INSTRUCTIONS FOR THE TASK:
Any picture in the records below stays out; return everything else exactly.
'''
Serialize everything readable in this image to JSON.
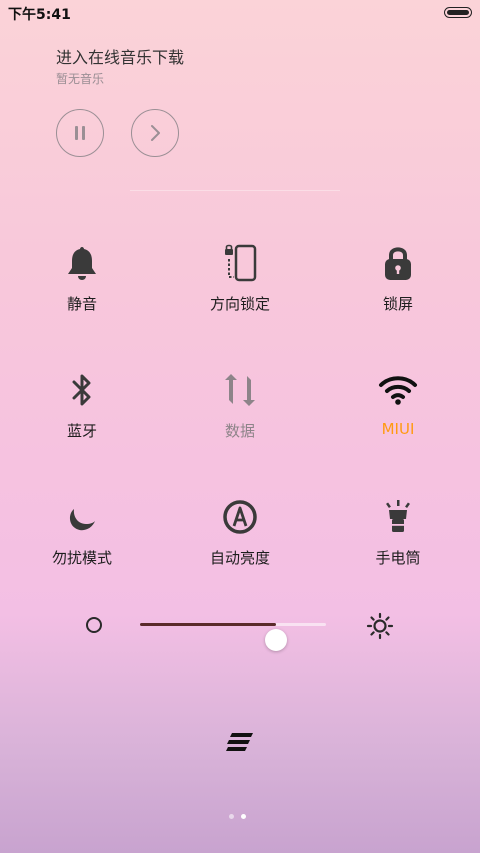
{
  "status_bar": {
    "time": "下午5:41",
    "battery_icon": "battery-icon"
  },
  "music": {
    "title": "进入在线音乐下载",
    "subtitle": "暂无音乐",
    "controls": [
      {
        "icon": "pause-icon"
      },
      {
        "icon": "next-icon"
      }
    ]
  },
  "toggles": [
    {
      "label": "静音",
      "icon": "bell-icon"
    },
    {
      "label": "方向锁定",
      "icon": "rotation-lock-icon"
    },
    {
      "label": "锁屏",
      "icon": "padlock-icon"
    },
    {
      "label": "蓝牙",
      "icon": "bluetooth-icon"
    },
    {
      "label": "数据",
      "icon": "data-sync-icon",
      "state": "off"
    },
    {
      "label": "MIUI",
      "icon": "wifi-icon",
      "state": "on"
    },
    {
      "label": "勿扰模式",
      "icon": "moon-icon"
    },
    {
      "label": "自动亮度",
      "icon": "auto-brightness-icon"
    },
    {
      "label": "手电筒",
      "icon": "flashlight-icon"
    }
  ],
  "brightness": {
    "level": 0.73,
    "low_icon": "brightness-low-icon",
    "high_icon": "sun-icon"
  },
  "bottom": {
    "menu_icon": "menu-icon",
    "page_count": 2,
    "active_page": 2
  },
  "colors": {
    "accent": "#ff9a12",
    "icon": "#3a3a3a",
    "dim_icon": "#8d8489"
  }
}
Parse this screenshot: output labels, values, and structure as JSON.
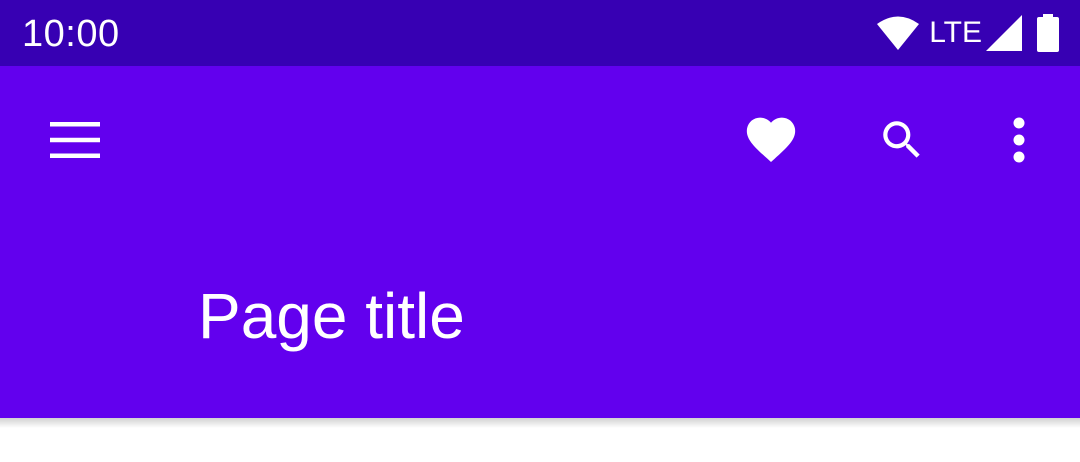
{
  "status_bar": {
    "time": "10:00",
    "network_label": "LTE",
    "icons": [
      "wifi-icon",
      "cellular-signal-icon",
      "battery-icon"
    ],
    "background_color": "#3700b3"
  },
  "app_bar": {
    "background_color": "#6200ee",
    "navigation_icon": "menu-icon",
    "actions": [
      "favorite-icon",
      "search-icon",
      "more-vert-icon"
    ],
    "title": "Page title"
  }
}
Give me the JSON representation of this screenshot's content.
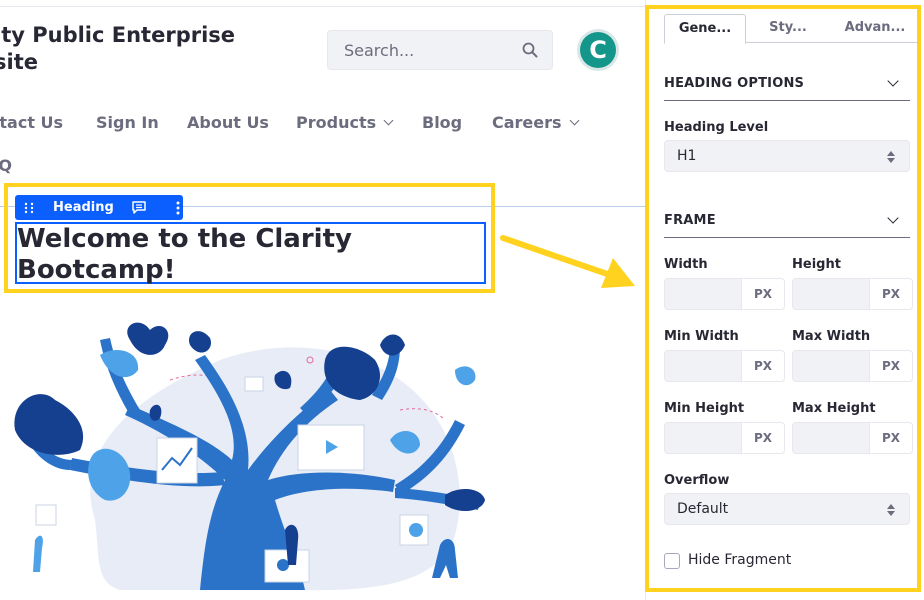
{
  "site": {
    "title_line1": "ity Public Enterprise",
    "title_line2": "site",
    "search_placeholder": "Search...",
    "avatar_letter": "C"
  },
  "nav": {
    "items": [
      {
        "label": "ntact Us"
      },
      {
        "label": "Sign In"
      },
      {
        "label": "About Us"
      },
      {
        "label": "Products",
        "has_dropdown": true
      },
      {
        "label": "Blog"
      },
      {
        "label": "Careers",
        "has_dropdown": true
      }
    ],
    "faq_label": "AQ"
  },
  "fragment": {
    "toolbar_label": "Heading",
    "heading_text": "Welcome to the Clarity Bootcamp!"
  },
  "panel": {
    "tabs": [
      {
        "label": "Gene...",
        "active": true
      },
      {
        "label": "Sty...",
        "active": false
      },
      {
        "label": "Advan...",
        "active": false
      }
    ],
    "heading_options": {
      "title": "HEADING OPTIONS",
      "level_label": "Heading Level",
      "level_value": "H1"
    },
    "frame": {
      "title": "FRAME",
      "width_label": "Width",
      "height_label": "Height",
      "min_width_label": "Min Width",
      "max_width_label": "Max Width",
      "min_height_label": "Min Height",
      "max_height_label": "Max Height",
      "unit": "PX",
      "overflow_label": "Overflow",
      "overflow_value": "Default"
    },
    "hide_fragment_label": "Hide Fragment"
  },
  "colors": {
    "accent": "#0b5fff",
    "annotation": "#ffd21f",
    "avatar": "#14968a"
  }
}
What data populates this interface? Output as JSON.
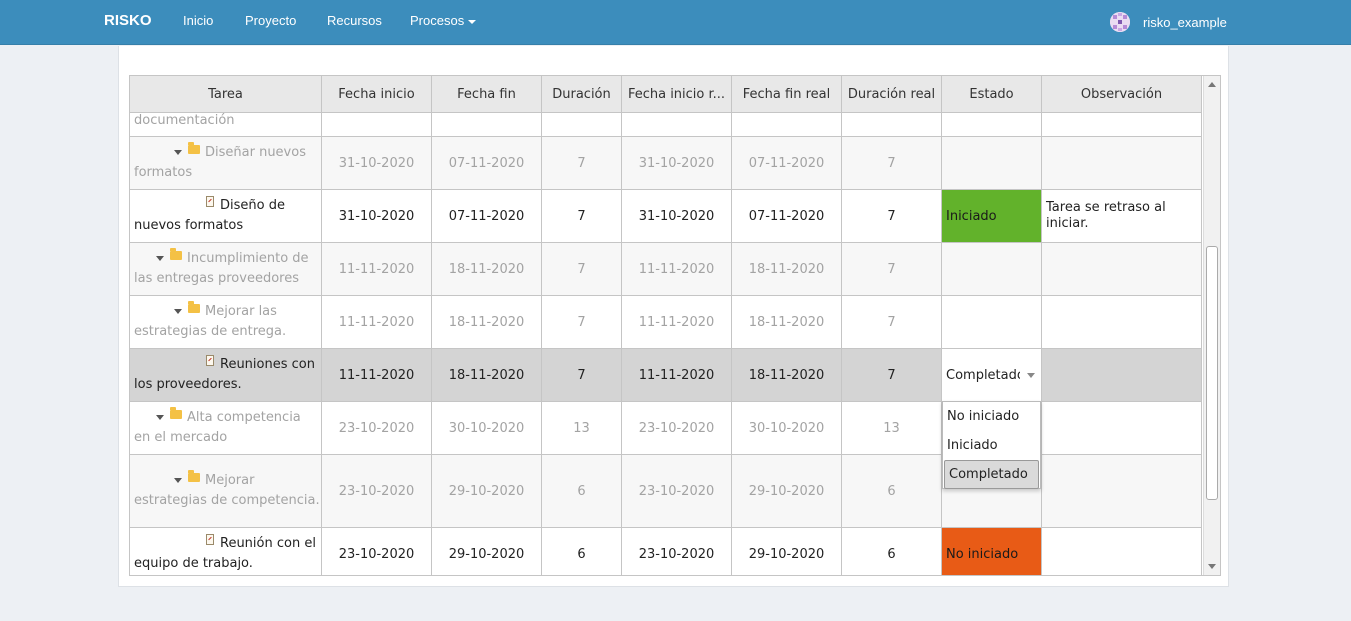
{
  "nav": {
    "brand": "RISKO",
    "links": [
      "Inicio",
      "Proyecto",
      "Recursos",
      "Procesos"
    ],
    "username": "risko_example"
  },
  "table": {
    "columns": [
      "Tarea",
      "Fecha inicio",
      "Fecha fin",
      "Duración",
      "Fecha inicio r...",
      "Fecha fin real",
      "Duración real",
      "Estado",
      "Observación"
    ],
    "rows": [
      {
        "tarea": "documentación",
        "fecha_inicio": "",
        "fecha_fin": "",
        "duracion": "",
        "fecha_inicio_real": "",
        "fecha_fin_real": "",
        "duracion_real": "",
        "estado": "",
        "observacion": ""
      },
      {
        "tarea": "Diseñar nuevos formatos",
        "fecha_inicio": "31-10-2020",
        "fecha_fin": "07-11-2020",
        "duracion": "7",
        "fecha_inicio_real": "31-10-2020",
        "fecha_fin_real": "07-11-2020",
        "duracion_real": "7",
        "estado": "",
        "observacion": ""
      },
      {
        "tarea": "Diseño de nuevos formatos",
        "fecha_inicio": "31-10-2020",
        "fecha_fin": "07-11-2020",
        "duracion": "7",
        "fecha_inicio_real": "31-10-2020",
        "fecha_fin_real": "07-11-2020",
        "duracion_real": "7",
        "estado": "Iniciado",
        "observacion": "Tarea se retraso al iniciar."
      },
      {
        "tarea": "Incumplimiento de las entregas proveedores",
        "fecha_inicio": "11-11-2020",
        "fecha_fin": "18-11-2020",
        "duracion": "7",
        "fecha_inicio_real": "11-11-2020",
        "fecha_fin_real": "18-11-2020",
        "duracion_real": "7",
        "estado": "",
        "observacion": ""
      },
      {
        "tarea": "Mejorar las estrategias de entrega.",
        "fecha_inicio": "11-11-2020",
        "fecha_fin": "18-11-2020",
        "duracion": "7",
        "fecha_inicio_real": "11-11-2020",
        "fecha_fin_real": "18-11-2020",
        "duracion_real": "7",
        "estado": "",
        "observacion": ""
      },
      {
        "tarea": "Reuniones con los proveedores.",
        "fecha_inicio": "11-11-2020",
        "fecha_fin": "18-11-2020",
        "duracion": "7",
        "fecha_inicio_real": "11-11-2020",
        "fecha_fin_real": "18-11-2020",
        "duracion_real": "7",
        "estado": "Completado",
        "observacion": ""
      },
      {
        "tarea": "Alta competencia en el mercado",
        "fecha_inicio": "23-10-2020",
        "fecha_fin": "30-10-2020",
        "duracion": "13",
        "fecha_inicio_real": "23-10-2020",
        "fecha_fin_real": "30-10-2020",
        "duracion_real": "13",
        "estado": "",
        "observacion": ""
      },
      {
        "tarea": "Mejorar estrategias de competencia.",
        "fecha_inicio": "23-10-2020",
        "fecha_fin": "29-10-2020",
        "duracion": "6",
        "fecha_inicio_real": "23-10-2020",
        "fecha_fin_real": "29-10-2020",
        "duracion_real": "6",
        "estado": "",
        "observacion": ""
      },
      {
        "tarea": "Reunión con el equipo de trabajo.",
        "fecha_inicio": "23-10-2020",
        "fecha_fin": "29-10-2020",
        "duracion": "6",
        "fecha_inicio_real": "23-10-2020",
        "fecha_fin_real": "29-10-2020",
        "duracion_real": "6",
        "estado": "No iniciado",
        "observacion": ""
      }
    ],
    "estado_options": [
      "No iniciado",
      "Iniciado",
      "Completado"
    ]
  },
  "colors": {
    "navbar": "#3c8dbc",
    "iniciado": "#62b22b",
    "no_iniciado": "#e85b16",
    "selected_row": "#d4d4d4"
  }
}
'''
TASK RESULT:
Serialize everything readable in this image to JSON.
{
  "status_bar": {
    "time": "下午5:41",
    "battery_icon": "battery-icon"
  },
  "music": {
    "title": "进入在线音乐下载",
    "subtitle": "暂无音乐",
    "controls": [
      {
        "icon": "pause-icon"
      },
      {
        "icon": "next-icon"
      }
    ]
  },
  "toggles": [
    {
      "label": "静音",
      "icon": "bell-icon"
    },
    {
      "label": "方向锁定",
      "icon": "rotation-lock-icon"
    },
    {
      "label": "锁屏",
      "icon": "padlock-icon"
    },
    {
      "label": "蓝牙",
      "icon": "bluetooth-icon"
    },
    {
      "label": "数据",
      "icon": "data-sync-icon",
      "state": "off"
    },
    {
      "label": "MIUI",
      "icon": "wifi-icon",
      "state": "on"
    },
    {
      "label": "勿扰模式",
      "icon": "moon-icon"
    },
    {
      "label": "自动亮度",
      "icon": "auto-brightness-icon"
    },
    {
      "label": "手电筒",
      "icon": "flashlight-icon"
    }
  ],
  "brightness": {
    "level": 0.73,
    "low_icon": "brightness-low-icon",
    "high_icon": "sun-icon"
  },
  "bottom": {
    "menu_icon": "menu-icon",
    "page_count": 2,
    "active_page": 2
  },
  "colors": {
    "accent": "#ff9a12",
    "icon": "#3a3a3a",
    "dim_icon": "#8d8489"
  }
}
Parse this screenshot: output labels, values, and structure as JSON.
{
  "status_bar": {
    "time": "10:00",
    "network_label": "LTE",
    "icons": [
      "wifi-icon",
      "cellular-signal-icon",
      "battery-icon"
    ],
    "background_color": "#3700b3"
  },
  "app_bar": {
    "background_color": "#6200ee",
    "navigation_icon": "menu-icon",
    "actions": [
      "favorite-icon",
      "search-icon",
      "more-vert-icon"
    ],
    "title": "Page title"
  }
}
Give me the JSON representation of this screenshot's content.
{
  "site": {
    "title_line1": "ity Public Enterprise",
    "title_line2": "site",
    "search_placeholder": "Search...",
    "avatar_letter": "C"
  },
  "nav": {
    "items": [
      {
        "label": "ntact Us"
      },
      {
        "label": "Sign In"
      },
      {
        "label": "About Us"
      },
      {
        "label": "Products",
        "has_dropdown": true
      },
      {
        "label": "Blog"
      },
      {
        "label": "Careers",
        "has_dropdown": true
      }
    ],
    "faq_label": "AQ"
  },
  "fragment": {
    "toolbar_label": "Heading",
    "heading_text": "Welcome to the Clarity Bootcamp!"
  },
  "panel": {
    "tabs": [
      {
        "label": "Gene...",
        "active": true
      },
      {
        "label": "Sty...",
        "active": false
      },
      {
        "label": "Advan...",
        "active": false
      }
    ],
    "heading_options": {
      "title": "HEADING OPTIONS",
      "level_label": "Heading Level",
      "level_value": "H1"
    },
    "frame": {
      "title": "FRAME",
      "width_label": "Width",
      "height_label": "Height",
      "min_width_label": "Min Width",
      "max_width_label": "Max Width",
      "min_height_label": "Min Height",
      "max_height_label": "Max Height",
      "unit": "PX",
      "overflow_label": "Overflow",
      "overflow_value": "Default"
    },
    "hide_fragment_label": "Hide Fragment"
  },
  "colors": {
    "accent": "#0b5fff",
    "annotation": "#ffd21f",
    "avatar": "#14968a"
  }
}
What data populates this interface? Output as JSON.
{
  "nav": {
    "brand": "RISKO",
    "links": [
      "Inicio",
      "Proyecto",
      "Recursos",
      "Procesos"
    ],
    "username": "risko_example"
  },
  "table": {
    "columns": [
      "Tarea",
      "Fecha inicio",
      "Fecha fin",
      "Duración",
      "Fecha inicio r...",
      "Fecha fin real",
      "Duración real",
      "Estado",
      "Observación"
    ],
    "rows": [
      {
        "tarea": "documentación",
        "fecha_inicio": "",
        "fecha_fin": "",
        "duracion": "",
        "fecha_inicio_real": "",
        "fecha_fin_real": "",
        "duracion_real": "",
        "estado": "",
        "observacion": ""
      },
      {
        "tarea": "Diseñar nuevos formatos",
        "fecha_inicio": "31-10-2020",
        "fecha_fin": "07-11-2020",
        "duracion": "7",
        "fecha_inicio_real": "31-10-2020",
        "fecha_fin_real": "07-11-2020",
        "duracion_real": "7",
        "estado": "",
        "observacion": ""
      },
      {
        "tarea": "Diseño de nuevos formatos",
        "fecha_inicio": "31-10-2020",
        "fecha_fin": "07-11-2020",
        "duracion": "7",
        "fecha_inicio_real": "31-10-2020",
        "fecha_fin_real": "07-11-2020",
        "duracion_real": "7",
        "estado": "Iniciado",
        "observacion": "Tarea se retraso al iniciar."
      },
      {
        "tarea": "Incumplimiento de las entregas proveedores",
        "fecha_inicio": "11-11-2020",
        "fecha_fin": "18-11-2020",
        "duracion": "7",
        "fecha_inicio_real": "11-11-2020",
        "fecha_fin_real": "18-11-2020",
        "duracion_real": "7",
        "estado": "",
        "observacion": ""
      },
      {
        "tarea": "Mejorar las estrategias de entrega.",
        "fecha_inicio": "11-11-2020",
        "fecha_fin": "18-11-2020",
        "duracion": "7",
        "fecha_inicio_real": "11-11-2020",
        "fecha_fin_real": "18-11-2020",
        "duracion_real": "7",
        "estado": "",
        "observacion": ""
      },
      {
        "tarea": "Reuniones con los proveedores.",
        "fecha_inicio": "11-11-2020",
        "fecha_fin": "18-11-2020",
        "duracion": "7",
        "fecha_inicio_real": "11-11-2020",
        "fecha_fin_real": "18-11-2020",
        "duracion_real": "7",
        "estado": "Completado",
        "observacion": ""
      },
      {
        "tarea": "Alta competencia en el mercado",
        "fecha_inicio": "23-10-2020",
        "fecha_fin": "30-10-2020",
        "duracion": "13",
        "fecha_inicio_real": "23-10-2020",
        "fecha_fin_real": "30-10-2020",
        "duracion_real": "13",
        "estado": "",
        "observacion": ""
      },
      {
        "tarea": "Mejorar estrategias de competencia.",
        "fecha_inicio": "23-10-2020",
        "fecha_fin": "29-10-2020",
        "duracion": "6",
        "fecha_inicio_real": "23-10-2020",
        "fecha_fin_real": "29-10-2020",
        "duracion_real": "6",
        "estado": "",
        "observacion": ""
      },
      {
        "tarea": "Reunión con el equipo de trabajo.",
        "fecha_inicio": "23-10-2020",
        "fecha_fin": "29-10-2020",
        "duracion": "6",
        "fecha_inicio_real": "23-10-2020",
        "fecha_fin_real": "29-10-2020",
        "duracion_real": "6",
        "estado": "No iniciado",
        "observacion": ""
      }
    ],
    "estado_options": [
      "No iniciado",
      "Iniciado",
      "Completado"
    ]
  },
  "colors": {
    "navbar": "#3c8dbc",
    "iniciado": "#62b22b",
    "no_iniciado": "#e85b16",
    "selected_row": "#d4d4d4"
  }
}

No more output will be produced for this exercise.